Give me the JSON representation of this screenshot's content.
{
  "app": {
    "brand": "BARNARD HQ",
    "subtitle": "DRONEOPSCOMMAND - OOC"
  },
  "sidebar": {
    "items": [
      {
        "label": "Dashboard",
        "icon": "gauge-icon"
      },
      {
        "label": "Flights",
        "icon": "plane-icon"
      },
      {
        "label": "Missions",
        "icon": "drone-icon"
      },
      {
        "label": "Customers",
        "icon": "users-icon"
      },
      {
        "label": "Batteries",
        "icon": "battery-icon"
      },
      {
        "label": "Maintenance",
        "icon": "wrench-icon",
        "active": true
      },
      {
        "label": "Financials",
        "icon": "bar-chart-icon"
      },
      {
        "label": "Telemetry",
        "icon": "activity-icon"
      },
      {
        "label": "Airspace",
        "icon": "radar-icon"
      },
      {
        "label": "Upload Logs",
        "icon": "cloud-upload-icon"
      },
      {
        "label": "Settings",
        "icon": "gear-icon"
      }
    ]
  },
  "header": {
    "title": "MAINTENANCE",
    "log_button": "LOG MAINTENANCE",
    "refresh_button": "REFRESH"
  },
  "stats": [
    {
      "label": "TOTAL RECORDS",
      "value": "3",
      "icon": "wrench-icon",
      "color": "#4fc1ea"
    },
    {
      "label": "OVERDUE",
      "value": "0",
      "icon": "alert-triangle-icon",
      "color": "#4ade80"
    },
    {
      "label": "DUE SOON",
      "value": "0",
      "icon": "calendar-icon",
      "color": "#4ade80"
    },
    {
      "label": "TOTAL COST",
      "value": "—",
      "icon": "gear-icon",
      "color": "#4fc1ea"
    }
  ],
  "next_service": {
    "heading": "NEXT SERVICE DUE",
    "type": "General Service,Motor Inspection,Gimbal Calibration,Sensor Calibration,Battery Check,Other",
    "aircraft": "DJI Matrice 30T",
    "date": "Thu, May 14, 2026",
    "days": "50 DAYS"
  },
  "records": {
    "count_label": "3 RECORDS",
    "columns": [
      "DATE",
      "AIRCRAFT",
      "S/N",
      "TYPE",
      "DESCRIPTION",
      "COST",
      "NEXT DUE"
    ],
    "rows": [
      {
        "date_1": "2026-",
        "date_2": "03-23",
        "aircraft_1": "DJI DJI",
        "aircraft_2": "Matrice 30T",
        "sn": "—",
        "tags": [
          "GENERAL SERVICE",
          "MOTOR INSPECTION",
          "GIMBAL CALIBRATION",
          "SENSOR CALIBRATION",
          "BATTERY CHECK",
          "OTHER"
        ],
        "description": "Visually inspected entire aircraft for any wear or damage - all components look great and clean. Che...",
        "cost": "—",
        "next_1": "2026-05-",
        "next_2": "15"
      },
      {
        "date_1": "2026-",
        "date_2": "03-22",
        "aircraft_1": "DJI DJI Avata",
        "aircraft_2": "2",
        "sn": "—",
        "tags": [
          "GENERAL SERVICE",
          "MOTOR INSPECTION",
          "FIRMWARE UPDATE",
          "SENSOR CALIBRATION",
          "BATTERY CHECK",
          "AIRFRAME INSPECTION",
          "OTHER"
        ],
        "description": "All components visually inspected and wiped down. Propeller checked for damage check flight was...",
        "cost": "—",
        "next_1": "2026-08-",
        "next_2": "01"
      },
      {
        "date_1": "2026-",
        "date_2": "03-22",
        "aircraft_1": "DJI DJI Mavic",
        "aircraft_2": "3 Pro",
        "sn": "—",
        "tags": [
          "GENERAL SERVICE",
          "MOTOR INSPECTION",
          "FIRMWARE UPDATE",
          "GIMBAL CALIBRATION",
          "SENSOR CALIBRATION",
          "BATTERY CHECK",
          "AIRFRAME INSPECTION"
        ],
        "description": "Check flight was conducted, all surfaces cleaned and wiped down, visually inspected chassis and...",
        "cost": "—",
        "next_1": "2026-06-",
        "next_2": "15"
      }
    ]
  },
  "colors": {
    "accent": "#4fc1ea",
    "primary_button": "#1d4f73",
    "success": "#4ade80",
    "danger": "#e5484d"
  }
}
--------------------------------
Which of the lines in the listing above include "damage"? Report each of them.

▶ **Answer**:
        "description": "Visually inspected entire aircraft for any wear or damage - all components look great and clean. Che...",
        "description": "All components visually inspected and wiped down. Propeller checked for damage check flight was...",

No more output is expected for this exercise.